Pick each line containing "true" out of the records.
[Opening Record extracts section]
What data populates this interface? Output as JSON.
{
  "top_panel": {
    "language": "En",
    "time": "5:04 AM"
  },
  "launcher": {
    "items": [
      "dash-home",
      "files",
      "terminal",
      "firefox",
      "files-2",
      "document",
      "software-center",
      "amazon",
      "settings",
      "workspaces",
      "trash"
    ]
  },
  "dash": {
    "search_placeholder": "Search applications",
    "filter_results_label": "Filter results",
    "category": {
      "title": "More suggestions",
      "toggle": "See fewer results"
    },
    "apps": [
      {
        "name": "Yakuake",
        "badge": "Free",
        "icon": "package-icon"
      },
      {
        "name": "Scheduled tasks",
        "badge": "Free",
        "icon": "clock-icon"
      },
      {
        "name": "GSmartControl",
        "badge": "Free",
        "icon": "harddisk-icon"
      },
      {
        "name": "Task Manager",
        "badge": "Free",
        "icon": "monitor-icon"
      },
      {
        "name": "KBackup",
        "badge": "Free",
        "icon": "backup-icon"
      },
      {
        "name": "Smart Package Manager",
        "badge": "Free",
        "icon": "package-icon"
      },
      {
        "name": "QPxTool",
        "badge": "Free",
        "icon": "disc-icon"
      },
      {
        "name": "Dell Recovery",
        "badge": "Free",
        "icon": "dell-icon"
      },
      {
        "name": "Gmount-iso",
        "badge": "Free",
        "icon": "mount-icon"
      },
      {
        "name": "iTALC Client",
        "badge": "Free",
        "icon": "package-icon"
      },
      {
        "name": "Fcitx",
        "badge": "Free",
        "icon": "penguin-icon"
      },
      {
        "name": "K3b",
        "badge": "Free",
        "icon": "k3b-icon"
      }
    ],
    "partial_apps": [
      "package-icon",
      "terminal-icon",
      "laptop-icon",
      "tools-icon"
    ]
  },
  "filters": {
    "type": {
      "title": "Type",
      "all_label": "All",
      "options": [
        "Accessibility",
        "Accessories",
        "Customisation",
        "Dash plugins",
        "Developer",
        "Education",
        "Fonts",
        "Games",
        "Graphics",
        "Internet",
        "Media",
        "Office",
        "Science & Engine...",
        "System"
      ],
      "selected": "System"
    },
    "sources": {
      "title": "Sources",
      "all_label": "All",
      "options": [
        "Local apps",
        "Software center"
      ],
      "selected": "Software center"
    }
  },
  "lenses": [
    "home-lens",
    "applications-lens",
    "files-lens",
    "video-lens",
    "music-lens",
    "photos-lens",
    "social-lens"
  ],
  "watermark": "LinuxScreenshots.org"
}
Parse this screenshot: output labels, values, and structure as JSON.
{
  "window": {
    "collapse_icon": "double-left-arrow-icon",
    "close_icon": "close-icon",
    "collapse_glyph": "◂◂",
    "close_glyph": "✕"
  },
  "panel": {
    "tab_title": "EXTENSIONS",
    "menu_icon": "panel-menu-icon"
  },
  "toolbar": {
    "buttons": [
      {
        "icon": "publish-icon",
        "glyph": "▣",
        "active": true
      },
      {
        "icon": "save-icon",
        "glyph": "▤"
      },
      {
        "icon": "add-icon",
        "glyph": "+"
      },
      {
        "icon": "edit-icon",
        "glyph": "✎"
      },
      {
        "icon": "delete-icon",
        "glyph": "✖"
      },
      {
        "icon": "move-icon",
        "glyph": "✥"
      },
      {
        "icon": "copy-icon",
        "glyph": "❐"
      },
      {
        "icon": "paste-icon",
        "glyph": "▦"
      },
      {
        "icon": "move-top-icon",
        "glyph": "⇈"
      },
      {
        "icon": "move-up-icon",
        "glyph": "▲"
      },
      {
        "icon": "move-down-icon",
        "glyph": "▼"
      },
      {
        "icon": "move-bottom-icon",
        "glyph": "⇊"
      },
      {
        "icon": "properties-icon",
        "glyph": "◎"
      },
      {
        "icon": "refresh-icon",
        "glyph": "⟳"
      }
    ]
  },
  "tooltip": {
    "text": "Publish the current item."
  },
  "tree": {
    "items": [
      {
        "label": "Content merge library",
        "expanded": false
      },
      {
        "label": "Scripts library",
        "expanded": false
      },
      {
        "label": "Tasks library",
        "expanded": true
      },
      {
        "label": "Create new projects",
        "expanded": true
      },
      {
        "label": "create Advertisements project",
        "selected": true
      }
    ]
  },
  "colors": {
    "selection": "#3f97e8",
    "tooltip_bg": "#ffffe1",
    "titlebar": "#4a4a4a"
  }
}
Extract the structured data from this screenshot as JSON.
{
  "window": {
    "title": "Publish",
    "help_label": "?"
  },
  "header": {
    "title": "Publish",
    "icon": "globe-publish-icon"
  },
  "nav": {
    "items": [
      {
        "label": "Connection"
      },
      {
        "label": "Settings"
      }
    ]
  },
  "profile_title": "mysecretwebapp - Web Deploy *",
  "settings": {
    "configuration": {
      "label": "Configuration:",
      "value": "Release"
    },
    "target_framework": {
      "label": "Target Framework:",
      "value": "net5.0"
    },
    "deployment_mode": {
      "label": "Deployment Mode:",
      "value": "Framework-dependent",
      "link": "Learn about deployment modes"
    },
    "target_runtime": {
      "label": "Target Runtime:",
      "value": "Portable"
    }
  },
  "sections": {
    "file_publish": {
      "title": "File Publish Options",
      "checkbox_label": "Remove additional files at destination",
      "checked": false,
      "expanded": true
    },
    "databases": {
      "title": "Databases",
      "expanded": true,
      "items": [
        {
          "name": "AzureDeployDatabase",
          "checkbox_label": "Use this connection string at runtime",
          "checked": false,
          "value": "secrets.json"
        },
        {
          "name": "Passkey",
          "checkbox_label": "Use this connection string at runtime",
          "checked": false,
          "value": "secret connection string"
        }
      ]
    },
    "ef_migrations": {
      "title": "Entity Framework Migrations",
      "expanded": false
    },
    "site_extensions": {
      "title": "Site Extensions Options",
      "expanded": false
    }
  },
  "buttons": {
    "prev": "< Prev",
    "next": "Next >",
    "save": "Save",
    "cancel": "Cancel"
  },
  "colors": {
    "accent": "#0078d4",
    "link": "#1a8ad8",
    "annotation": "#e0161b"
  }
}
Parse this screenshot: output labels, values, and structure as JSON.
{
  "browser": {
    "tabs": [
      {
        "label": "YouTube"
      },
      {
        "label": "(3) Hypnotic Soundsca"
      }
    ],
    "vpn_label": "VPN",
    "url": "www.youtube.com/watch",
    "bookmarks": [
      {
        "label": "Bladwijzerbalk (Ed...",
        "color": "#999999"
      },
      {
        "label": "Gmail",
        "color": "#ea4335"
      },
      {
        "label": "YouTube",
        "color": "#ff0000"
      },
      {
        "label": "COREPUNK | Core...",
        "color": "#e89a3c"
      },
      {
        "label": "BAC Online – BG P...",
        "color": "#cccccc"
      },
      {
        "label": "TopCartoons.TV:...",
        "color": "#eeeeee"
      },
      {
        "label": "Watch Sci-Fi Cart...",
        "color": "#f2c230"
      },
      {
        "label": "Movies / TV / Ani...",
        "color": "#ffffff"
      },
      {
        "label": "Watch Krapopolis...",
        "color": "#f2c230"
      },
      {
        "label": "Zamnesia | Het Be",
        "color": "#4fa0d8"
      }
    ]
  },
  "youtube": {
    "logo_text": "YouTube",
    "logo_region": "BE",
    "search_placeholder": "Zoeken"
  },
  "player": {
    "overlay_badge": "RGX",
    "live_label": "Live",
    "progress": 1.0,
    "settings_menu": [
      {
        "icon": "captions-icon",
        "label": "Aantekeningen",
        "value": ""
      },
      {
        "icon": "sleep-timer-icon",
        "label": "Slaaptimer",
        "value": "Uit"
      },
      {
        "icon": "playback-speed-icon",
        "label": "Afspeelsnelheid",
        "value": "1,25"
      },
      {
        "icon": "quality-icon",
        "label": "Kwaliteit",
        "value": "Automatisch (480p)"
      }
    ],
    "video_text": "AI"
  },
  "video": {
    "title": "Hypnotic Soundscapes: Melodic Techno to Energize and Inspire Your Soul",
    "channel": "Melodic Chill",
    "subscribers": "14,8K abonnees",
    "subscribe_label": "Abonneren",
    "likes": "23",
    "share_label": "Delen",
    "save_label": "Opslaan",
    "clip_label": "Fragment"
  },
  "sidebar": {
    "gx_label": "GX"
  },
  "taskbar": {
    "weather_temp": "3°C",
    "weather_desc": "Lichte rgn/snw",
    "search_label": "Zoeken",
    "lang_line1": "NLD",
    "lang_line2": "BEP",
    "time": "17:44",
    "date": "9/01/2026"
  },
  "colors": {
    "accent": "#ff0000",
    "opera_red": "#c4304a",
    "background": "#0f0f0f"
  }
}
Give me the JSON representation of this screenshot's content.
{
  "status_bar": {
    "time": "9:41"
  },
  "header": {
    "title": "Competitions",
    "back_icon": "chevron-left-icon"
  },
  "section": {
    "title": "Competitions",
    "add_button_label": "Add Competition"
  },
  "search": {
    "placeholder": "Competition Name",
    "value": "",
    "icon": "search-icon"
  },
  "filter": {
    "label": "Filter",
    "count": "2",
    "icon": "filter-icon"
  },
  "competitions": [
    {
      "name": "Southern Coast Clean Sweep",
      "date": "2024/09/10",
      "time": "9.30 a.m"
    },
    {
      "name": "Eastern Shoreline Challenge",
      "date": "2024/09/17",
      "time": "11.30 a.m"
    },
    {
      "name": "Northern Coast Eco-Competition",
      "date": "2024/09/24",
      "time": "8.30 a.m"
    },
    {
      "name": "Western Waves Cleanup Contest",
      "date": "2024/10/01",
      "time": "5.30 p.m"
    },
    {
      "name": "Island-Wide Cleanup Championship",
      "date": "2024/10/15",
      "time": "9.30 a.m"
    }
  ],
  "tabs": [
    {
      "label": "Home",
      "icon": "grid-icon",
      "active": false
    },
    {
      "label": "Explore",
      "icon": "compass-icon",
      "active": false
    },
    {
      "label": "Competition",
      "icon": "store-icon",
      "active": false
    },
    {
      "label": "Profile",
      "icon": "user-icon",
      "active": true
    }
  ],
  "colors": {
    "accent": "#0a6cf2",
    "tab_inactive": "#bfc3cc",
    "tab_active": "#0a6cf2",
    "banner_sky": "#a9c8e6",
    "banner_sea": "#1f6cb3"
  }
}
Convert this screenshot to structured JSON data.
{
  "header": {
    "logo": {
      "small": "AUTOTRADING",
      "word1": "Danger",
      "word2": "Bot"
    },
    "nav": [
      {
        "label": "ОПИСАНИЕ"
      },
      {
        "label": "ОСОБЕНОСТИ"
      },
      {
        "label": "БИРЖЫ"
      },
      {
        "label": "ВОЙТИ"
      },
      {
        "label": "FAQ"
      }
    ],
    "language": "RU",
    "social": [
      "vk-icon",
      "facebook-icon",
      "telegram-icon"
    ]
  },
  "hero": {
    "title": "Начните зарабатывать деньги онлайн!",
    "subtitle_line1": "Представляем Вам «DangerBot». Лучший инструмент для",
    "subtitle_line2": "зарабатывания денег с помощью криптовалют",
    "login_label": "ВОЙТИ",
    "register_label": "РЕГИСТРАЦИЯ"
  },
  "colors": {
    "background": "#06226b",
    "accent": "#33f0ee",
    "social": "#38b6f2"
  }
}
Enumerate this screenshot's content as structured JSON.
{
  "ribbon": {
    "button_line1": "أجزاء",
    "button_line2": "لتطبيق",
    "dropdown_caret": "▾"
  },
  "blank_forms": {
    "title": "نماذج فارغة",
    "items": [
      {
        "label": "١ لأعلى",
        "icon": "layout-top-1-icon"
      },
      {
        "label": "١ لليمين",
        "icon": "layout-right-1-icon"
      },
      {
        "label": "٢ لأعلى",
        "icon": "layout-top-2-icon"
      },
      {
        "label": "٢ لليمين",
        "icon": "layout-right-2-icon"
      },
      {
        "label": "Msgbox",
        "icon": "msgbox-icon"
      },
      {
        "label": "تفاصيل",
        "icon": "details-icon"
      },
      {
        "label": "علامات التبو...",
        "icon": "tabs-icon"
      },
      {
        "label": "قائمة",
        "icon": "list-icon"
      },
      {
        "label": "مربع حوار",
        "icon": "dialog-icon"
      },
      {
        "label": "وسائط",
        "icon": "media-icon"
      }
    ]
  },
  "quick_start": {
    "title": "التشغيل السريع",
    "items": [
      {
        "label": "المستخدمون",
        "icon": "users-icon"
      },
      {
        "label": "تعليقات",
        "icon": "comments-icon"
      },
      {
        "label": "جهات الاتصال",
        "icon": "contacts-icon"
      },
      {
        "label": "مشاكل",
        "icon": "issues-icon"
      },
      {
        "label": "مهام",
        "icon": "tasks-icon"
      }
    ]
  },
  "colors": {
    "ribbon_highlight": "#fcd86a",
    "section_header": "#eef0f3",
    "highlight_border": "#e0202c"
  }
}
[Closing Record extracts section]
> **Output of the task**:
        "active": true
        "expanded": true
        "expanded": true
        "selected": true
      "expanded": true
      "expanded": true,
      "active": true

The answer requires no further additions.